I’ve been doing a lot of pool running during my injury rehab. Pool running is a non-weight bearing exercise that’s safe for almost any kind of injury. It’s also an incredible cardio workout if you do it right.
It looks ridiculous, though. You can be pumping your legs quite quickly under the surface, but you move forward really slowly:
I have griped and complained plenty these last couple months about having to cross train instead of run. But the truth is, I’m a pool running convert. Whenever I get back in the saddle, I still plan to spend 1-2 days a week in the pool.
All you need is a floatation belt and a deep enough pool that your feet don’t touch the bottom when you’re floating at chest level. Here’s what the belt looks like:
Local folks: the Fairfax County RECenter pools are deep enough for pool running, and they have a supply of floatation belts available on-site. Look on the website of each individual center for their lane schedule. It’s best to schedule your workout around the other FCPA classes, because you can’t use the shallow lanes. There are a variety of admission options, but the one I use is a 25-visit pass. You can use them anytime over the next 2 years.
I’m not a trainer, just someone who’s been doing pool running a couple times a week for the last nine weeks. But here are a few tips:
- Lean slightly forward, but not too far. You want to run, not doggie paddle. Keep your body straight.
- The motion is a cross between a bicycling motion and a high-knees motion.
- Move your arms back and forth just like you’re running. Because you are.
Here’s a post from Runners Connect that describes the proper form. And a video that shows what to do:
The easiest thing is to get in and start running. But that’s kinda boring, and it’s easy to slack off in the pool and convince yourself you’re getting a good workout without necessarily doing so. I see a lot of people moving their legs languidly in the water, which may be what they want to do, but if you’re wanting something higher impact, you need to be intentional about it.
This article has a few workout options–the group I run with has done them all. The goal is to hit ~180 strides per minute during the hard effort, which is not as easy as it sounds!
Here are a few other workouts I haven’t tried yet, but they look good. From Runners Connect:
- 10 min easy w/u, 1:00 hard, 30 sec easy, 1:30 hard, 30 sec easy, 2:00 hard, 30 sec easy (continue building up until 5:00, and then come back down by 30 second intervals) 10 min easy c/d
- 10 min easy w/u, 1min medium, 1 min sprint, 30 sec hands in air (keep moving your legs in the running motion, but put your hand above your head), 1 min rest – repeat 10-15 times. 10 min easy c/d
- 10 min easy w/u, 30sec sprint, 30sec medium, 30sec sprint, 30sec medium – 30 rest, Repeat 12-15 times, 10 min easy c/d

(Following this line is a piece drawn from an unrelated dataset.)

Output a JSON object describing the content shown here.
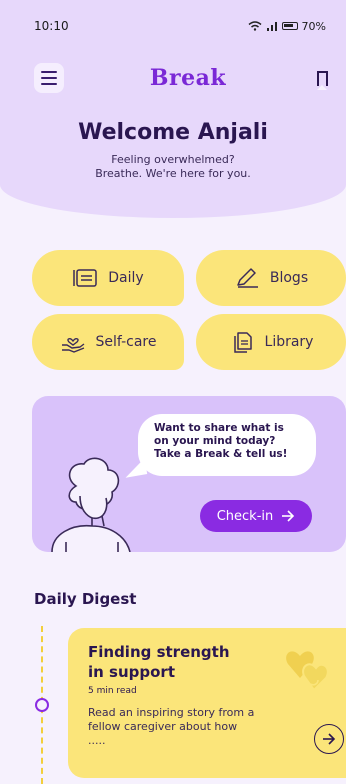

- 10 min easy w/u, 10 sec medium, 10 second sprint, 10 second easy, 20 sec medium, 20 sec sprint, 20 sec easy, 30 sec medium, 30 sec sprint, 30 sec easy, repeat up to 70 seconds and the back down, 10 min easy c/d